Sen. John McCain (R-Ariz.) speaks with reporters in the Reuters newsroom… (Jonathan Ernst / Reuters )
John McCain, the most recent Republican nominee for president, drew a clear separation Monday with some of the party's leading candidates in 2012 on the issue of waterboarding, saying he was "very disappointed" by those who said it was not torture.
The issue came up at the latest meeting of GOP candidates for a debate in South Carolina on Saturday.
Herman Cain was asked whether he agreed with McCain and President Obama that waterboarding does constitute torture -- one of the rare areas of agreement between the two in the 2008 campaign.
"I would return to that policy. I don't see it as torture. I see it as an enhanced interrogation technique," Cain said.
Rep. Michele Bachmann (R-Minn.) agreed, saying the practice "gained information for our country" while blasting Obama for "allowing the ACLU to run the CIA."
"We have no CIA interrogation anymore. It is as though we have decided we want to lose in the war on terror under President Obama," she said.
Later in the debate Rick Santorum and Rick Perry said they favored the use of any and all necessary enhanced interrogation techniques.
"This is war," Perry said. "This is what happens in war."
McCain chimed in on the subject on Twitter on Monday morning, writing: "Very disappointed by statements at SC GOP debate supporting waterboarding. Waterboarding is torture."
Two other candidates at the event shared McCain's view.
Rep. Ron Paul said waterboarding was "illegal under international law and under our law."
"It's also immoral and it's also very impractical.
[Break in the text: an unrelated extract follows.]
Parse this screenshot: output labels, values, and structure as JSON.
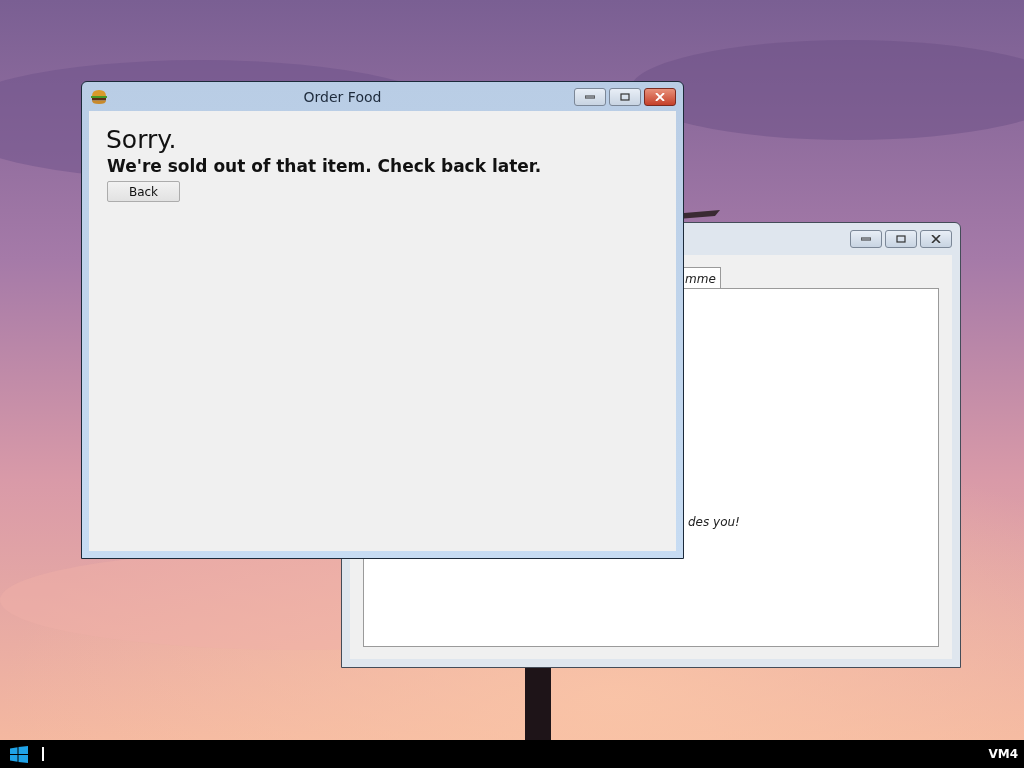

There's no evidence that you really get reliable evidence," he said.
Jon Huntsman, an early supporter of McCain's in 2008 and a former U.S. ambassador, said we "dilute ourselves down like a whole lot of other countries and we lose that ability to project values that a lot of people in corners of this world are still relying on the United States to stand up for."